    Oh, Mr. Bullard. If you only knew how applicable this is right now in Greenville, SC! We are considering a sale of the building at Augusta Heights Baptist…as you might imagine, the range of emotions/perspectives/beliefs about this move is almost bewildering. And yet, the move is one that not only gives hope to the church, but (more importantly) to the community.

    • George Bullard

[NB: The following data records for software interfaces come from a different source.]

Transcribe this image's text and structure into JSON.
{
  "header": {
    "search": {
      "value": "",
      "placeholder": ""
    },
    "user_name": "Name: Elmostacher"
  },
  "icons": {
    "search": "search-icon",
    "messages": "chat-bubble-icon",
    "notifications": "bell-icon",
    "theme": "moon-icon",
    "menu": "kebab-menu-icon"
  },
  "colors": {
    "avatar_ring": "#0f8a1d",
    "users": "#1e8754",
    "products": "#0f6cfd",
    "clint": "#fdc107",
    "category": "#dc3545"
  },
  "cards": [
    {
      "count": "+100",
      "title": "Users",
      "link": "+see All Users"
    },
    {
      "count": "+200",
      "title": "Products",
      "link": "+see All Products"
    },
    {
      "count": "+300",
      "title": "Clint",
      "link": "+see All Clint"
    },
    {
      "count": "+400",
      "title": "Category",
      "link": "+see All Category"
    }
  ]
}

      Tom, I hope and pray that if is indeed a step forward for Augusta Heights. I have been in that church several times and know of its history. George